“This dream is steeped in a passion for helping individuals, families and communities of faith understand their stories - past, present and future - in order to experience abundant life. I define abundant living as a state of knowing and being, which seeks holistic health and wholeness that benefits individuals, families and communities. My philosophy is in keeping with the West African proverb known as Sankofa, which teaches that in order to know where you are going, you must know where you have been. The goal of Generational Care is to facilitate this knowledge and affect change in generations to come. I envision this work primarily within communities of color that have long faced interlocking systems of oppression that can be combated within the context of the faith community. I believe that many faith communities have lost their prophetic voice, one that integrates a person's lived experience with a theological and spiritual practice, which uplifts, empowers and supports. Generational Care seeks to provide an integrative reality.” 

Rozella is a 2010 Honors graduate of Lutheran Theological Seminary at Philadelphia, and a 2007 cum laude graduate of Texas Southern University.



Gerald “Jay” Williams

Gerald “Jay” Williams

“Since my days leading food drives and community cleanups in middle school I’ve been working for social justice. Now as a public theologian and lead pastor of a historic and progressive church, I seek change on a grander scale. In a world that grows more violent and inequitable each day, there is no greater calling than to seek love and justice."

Gerald “Jay” Williams is Lead Pastor of Union United Methodist Church in Boston, and founder of the Christian Community Center (CCC) at Union. 

About the Christian Community Center at Union, Jay says:

“Imagine a church not just part of the community, but central to the community’s life. Imagine Union as a Christian Community Center (CCC), a state-of-the-art venue for service, empowerment, and advocacy—complete with a commercial-grade community kitchen, market-style food pantry, music/arts studio, and educational/training space. 

“The CCC is the “hub” of Union’s congregational life and service: It is the place where members live out their Christian call and urban responsibility to confront poverty, violence, and injustice. It is the intersection of Union’s faith community and our neighborhood. It is the space where our community partners gather to serve their constituents.

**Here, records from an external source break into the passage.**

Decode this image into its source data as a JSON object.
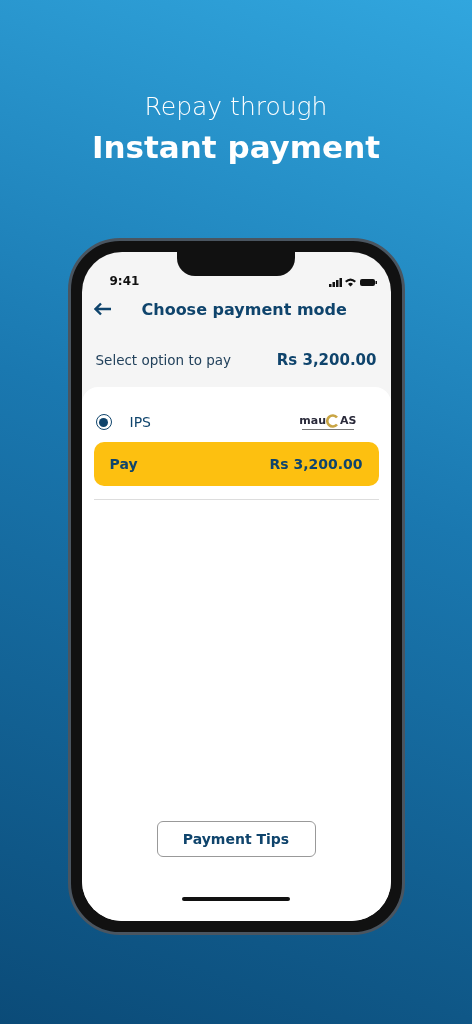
{
  "headline": {
    "line_1": "Repay through",
    "line_2": "Instant payment"
  },
  "status_bar": {
    "time": "9:41"
  },
  "header": {
    "title": "Choose payment mode"
  },
  "summary": {
    "label": "Select option to pay",
    "amount": "Rs 3,200.00"
  },
  "options": [
    {
      "name": "IPS",
      "selected": true,
      "logo": {
        "left": "mau",
        "right": "AS"
      }
    }
  ],
  "pay_button": {
    "label": "Pay",
    "amount": "Rs 3,200.00"
  },
  "tips_button": {
    "label": "Payment Tips"
  }
}
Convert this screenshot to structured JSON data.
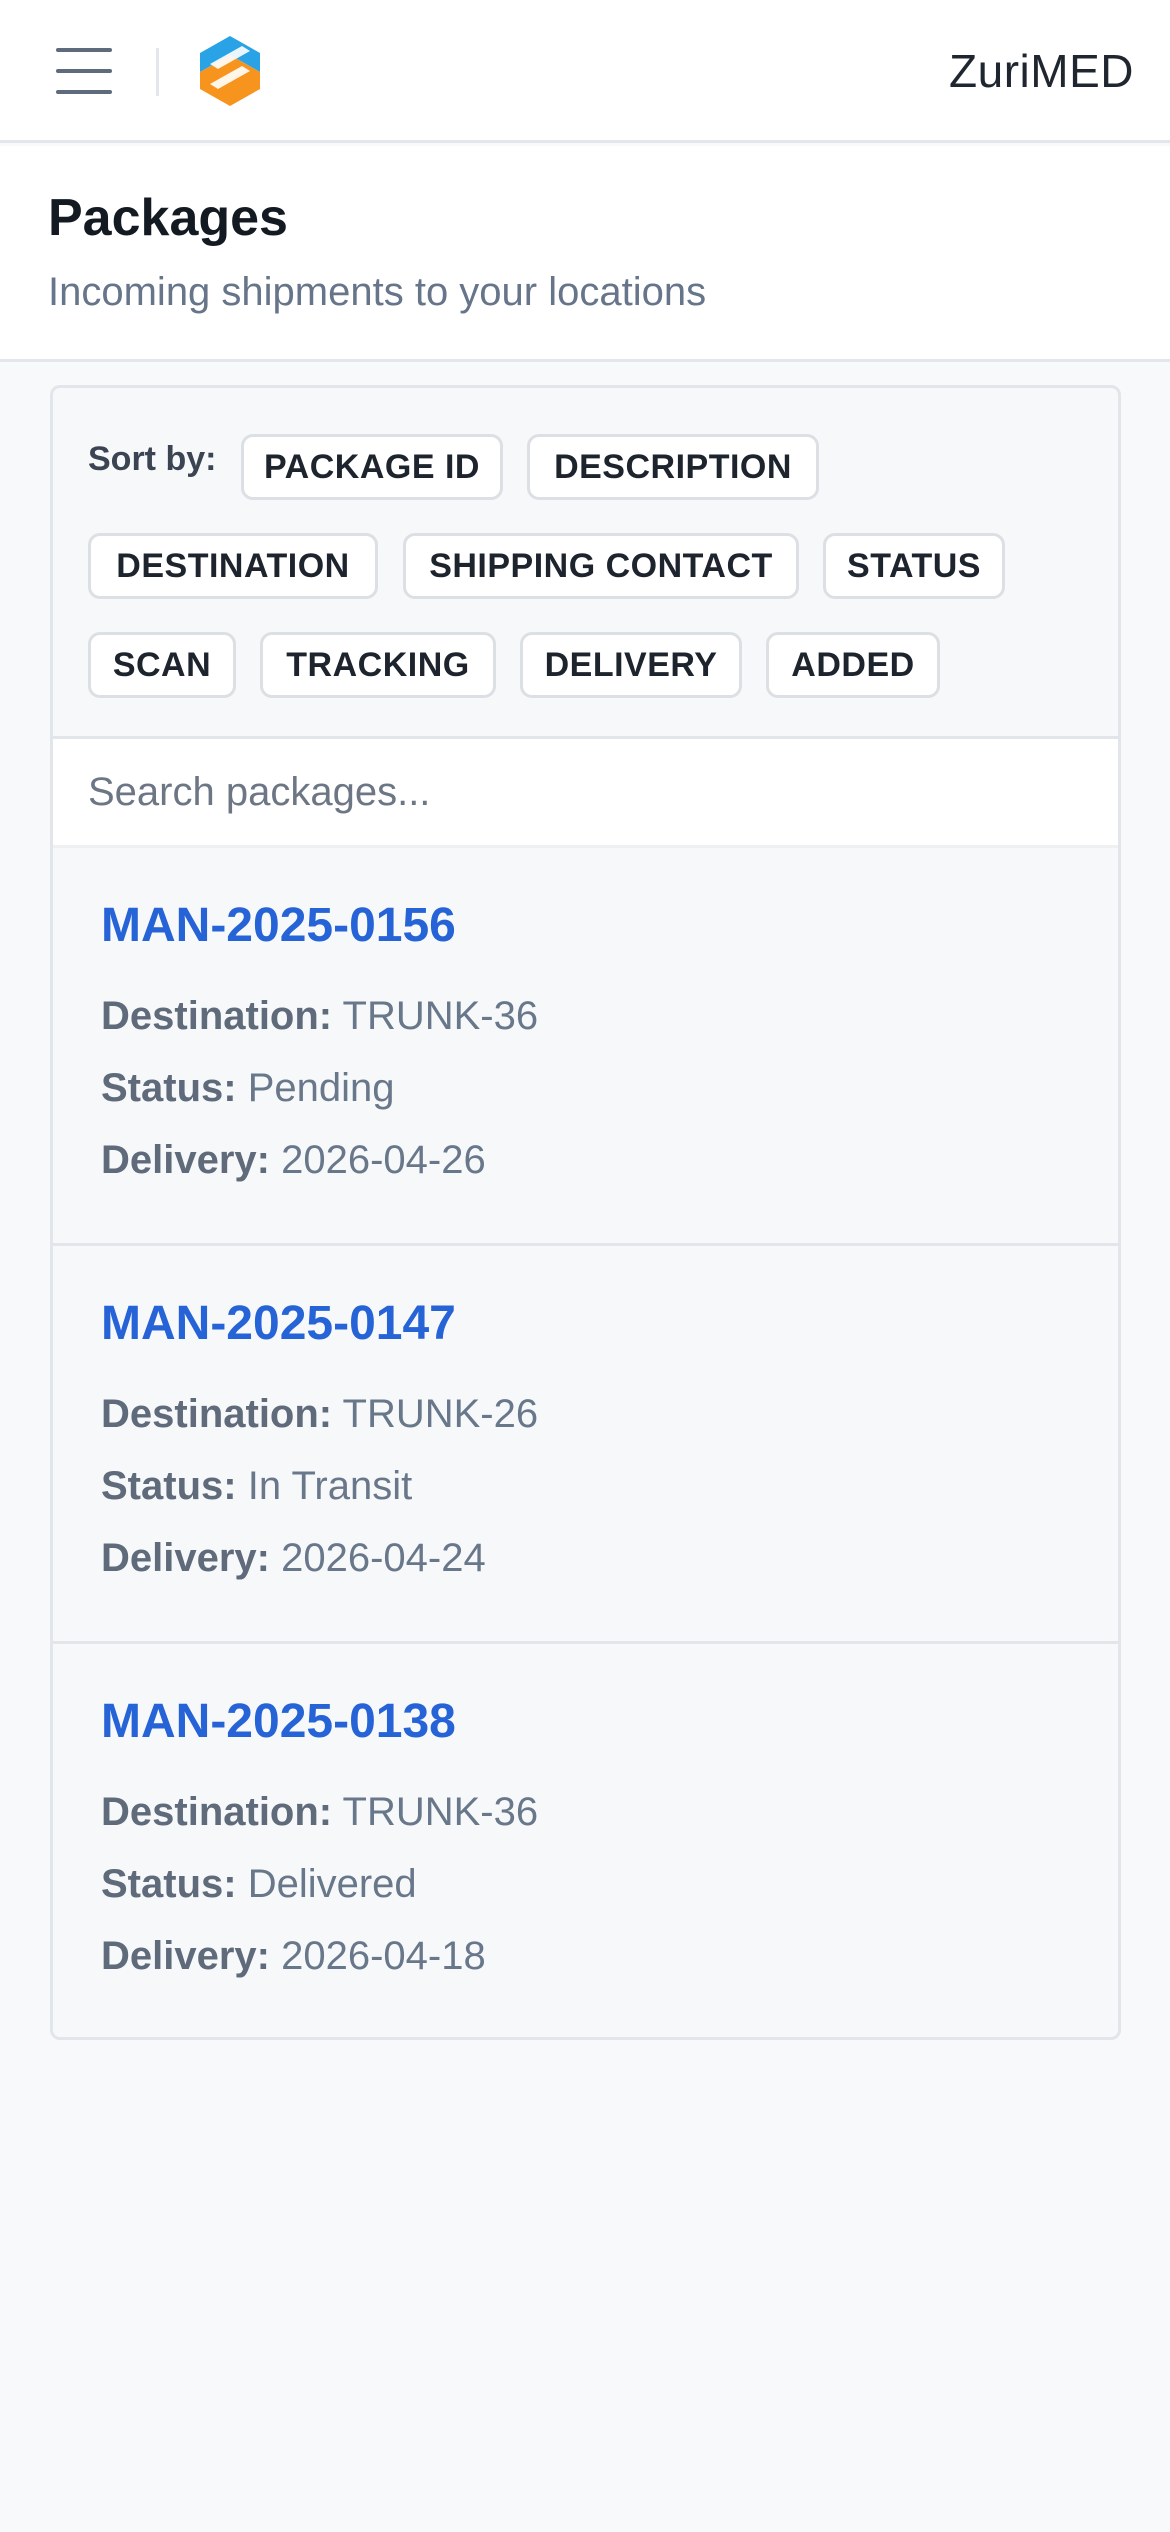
{
  "app": {
    "brand": "ZuriMED"
  },
  "header": {
    "title": "Packages",
    "subtitle": "Incoming shipments to your locations"
  },
  "sort": {
    "label": "Sort by:",
    "options": [
      "PACKAGE ID",
      "DESCRIPTION",
      "DESTINATION",
      "SHIPPING CONTACT",
      "STATUS",
      "SCAN",
      "TRACKING",
      "DELIVERY",
      "ADDED"
    ]
  },
  "search": {
    "placeholder": "Search packages..."
  },
  "fields": {
    "destination": "Destination:",
    "status": "Status:",
    "delivery": "Delivery:"
  },
  "packages": [
    {
      "id": "MAN-2025-0156",
      "destination": "TRUNK-36",
      "status": "Pending",
      "delivery": "2026-04-26"
    },
    {
      "id": "MAN-2025-0147",
      "destination": "TRUNK-26",
      "status": "In Transit",
      "delivery": "2026-04-24"
    },
    {
      "id": "MAN-2025-0138",
      "destination": "TRUNK-36",
      "status": "Delivered",
      "delivery": "2026-04-18"
    }
  ],
  "colors": {
    "link": "#2563d6",
    "logo_blue": "#2aa3e6",
    "logo_orange": "#f7941d"
  },
  "icons": {
    "menu": "hamburger-menu-icon",
    "logo": "zurimed-logo-icon"
  }
}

“The CCC is established to seek justice and for the common good. Union has been a Christian witness of social justice since our humble beginnings in 1796. Over the centuries, we have been abolitionists, desegregationists, women’s rights advocates, civil rights activists, anti-apartheid protestors, and economic justice seekers. Today, we hear God calling us to the contemporary work of progressive social change and LGBTQ equality. As Boston’s only queer-affirming black church, Union extends Christ’s radical welcome and hospitality to all people.  We host in our church Boston University’s Queer Theology course (fall 2013) and the offices of the Hispanic-Black Gay Coalition, which provides coming-out peer support, youth leadership development, and HIV testing and health navigation.

“As we bring the CCC vision into reality, this historic congregation is renewing its call to love and serve.”

Jay is a 2009 graduate of Union Theological Seminary in New York, and will complete his PhD in theology at Harvard University Graduate School of Arts and Sciences in 2016. He is a 2003 graduate magna cum laude from Harvard College.